We were in charge of small children. This was a church day camp. The oldest person present was 21 years old (a week or so later that responsible 21 year old would be purposely dousing me with lighter fluid, but that is another story). Ted stormed off into the parking lot.
I walked after him. It went something like this.
“What do you want?!”
“Ted, what’s going on?”
“I’m p$%ssed. Go away!”
Silence, save for his fist hitting his car.
“That D*mn B!T**ch!”
“My @#$ mother.”
“She seems alright. I mean, she does a lot of stuff for the church . . . ”
“OH, YEAH, that’s right. She does a LOT of stuff for the stupid church. Yeah, she doesn’t give a CR#*P. She does a lot for the church to make HERSELF feel good and important, f*%g high and mighty, she doesn’t care about ANYONE else. F&%* B%&*%ch.”
“So, fine, Ted. You are SO SMART. You can run circles around anyone in our school and you’re going to throw all that away, just because she’s stupid?!! That makes sense. You are WAY smarter than that, Ted. You can do anything you want if you don’t screw it up.”
He stopped hitting the car.
We walked back in silence, and never said another word about it.
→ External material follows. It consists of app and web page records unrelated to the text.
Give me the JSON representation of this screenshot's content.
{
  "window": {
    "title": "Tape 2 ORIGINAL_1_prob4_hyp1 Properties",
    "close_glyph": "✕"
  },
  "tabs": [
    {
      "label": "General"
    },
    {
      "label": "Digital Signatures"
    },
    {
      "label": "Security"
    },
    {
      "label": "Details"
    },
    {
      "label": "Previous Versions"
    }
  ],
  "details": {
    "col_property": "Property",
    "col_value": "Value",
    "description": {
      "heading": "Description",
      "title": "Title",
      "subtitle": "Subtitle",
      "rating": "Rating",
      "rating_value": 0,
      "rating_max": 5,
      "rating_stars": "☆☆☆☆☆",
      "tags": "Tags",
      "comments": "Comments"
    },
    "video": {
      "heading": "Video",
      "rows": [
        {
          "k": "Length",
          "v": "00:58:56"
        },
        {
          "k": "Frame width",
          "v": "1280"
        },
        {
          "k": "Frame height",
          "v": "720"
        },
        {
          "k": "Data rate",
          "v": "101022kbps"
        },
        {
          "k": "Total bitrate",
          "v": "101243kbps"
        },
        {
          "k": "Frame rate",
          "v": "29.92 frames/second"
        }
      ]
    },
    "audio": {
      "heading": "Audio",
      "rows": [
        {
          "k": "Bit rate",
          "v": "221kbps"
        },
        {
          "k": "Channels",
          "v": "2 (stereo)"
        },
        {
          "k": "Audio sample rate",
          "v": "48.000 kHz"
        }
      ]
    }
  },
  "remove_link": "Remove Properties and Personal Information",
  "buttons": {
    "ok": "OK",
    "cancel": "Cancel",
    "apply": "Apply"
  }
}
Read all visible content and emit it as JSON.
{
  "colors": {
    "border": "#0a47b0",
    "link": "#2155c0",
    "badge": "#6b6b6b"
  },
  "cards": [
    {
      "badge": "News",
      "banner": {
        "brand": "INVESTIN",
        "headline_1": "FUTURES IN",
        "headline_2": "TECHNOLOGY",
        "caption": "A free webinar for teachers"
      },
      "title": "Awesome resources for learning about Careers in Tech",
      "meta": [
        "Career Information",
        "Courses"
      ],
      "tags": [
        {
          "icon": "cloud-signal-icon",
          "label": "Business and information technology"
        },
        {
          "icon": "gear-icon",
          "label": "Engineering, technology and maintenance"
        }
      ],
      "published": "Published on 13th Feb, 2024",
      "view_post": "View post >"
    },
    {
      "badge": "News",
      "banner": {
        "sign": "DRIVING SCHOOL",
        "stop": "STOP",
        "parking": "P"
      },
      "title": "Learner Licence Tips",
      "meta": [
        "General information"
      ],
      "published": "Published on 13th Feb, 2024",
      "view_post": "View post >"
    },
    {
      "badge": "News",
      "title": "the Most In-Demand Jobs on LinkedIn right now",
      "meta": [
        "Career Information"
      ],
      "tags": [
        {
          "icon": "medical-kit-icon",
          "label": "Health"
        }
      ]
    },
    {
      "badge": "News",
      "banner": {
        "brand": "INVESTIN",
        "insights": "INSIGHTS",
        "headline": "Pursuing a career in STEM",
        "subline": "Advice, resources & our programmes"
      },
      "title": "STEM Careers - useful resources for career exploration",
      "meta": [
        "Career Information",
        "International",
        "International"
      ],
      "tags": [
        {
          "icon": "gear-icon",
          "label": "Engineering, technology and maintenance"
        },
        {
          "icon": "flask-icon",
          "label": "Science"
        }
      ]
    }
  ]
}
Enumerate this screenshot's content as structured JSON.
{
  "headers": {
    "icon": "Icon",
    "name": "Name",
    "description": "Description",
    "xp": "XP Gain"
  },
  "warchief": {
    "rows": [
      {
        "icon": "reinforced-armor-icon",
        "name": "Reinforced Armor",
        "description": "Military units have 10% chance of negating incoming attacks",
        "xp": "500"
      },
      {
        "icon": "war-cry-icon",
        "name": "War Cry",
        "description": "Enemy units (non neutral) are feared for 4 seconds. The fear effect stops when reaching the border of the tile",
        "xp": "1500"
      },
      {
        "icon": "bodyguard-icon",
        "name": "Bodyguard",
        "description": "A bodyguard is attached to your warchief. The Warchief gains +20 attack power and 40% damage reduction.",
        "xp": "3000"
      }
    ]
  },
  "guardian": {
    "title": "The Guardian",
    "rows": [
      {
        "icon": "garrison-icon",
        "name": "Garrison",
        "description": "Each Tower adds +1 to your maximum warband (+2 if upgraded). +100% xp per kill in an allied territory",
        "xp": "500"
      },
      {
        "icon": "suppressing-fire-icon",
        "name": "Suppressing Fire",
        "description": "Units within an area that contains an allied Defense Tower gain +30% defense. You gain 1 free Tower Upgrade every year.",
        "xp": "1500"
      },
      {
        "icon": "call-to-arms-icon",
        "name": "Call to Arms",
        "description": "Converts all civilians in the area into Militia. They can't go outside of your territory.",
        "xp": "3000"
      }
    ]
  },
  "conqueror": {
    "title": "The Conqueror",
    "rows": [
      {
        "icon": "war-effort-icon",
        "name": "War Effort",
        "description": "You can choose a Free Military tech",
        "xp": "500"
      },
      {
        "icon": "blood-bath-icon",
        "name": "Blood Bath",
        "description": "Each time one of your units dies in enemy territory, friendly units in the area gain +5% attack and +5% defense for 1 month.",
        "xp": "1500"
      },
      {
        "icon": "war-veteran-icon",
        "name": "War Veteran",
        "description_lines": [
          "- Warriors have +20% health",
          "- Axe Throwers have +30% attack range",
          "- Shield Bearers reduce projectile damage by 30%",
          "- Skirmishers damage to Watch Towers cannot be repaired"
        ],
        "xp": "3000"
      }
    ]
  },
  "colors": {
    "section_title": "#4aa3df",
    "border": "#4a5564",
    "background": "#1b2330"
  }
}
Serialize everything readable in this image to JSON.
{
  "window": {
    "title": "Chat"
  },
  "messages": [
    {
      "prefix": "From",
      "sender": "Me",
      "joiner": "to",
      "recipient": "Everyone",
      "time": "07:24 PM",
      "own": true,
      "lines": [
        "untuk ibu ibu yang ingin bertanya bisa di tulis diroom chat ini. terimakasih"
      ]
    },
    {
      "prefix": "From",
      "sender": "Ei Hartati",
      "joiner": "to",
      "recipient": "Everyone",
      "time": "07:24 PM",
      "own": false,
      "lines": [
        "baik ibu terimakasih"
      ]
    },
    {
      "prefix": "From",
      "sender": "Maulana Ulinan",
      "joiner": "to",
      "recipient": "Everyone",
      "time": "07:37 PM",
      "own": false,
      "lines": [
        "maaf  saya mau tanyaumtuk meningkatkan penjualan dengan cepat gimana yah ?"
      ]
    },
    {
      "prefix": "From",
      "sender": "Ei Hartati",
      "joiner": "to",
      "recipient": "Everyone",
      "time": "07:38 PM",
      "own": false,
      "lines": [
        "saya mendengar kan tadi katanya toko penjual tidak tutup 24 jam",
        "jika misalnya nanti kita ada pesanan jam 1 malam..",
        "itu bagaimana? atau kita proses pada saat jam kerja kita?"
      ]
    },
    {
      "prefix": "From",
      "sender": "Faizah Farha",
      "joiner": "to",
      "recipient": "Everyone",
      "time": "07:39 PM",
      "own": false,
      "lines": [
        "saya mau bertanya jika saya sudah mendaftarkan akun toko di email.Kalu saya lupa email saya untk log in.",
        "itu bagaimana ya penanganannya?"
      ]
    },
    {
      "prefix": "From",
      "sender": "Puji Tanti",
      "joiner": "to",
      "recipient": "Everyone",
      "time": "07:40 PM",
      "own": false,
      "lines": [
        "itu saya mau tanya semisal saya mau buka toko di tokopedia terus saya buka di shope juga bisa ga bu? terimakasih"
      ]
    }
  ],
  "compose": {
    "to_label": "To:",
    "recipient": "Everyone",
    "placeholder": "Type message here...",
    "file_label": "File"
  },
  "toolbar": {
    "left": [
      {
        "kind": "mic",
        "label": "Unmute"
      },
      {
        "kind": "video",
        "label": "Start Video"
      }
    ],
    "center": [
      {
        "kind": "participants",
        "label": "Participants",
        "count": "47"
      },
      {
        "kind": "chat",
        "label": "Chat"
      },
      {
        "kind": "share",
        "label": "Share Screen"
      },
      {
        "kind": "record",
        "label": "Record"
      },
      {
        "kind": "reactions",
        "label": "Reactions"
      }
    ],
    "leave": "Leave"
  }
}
I heard your message, Ted. I wonder if your mother ever knew how much her 'tough guy' missed her.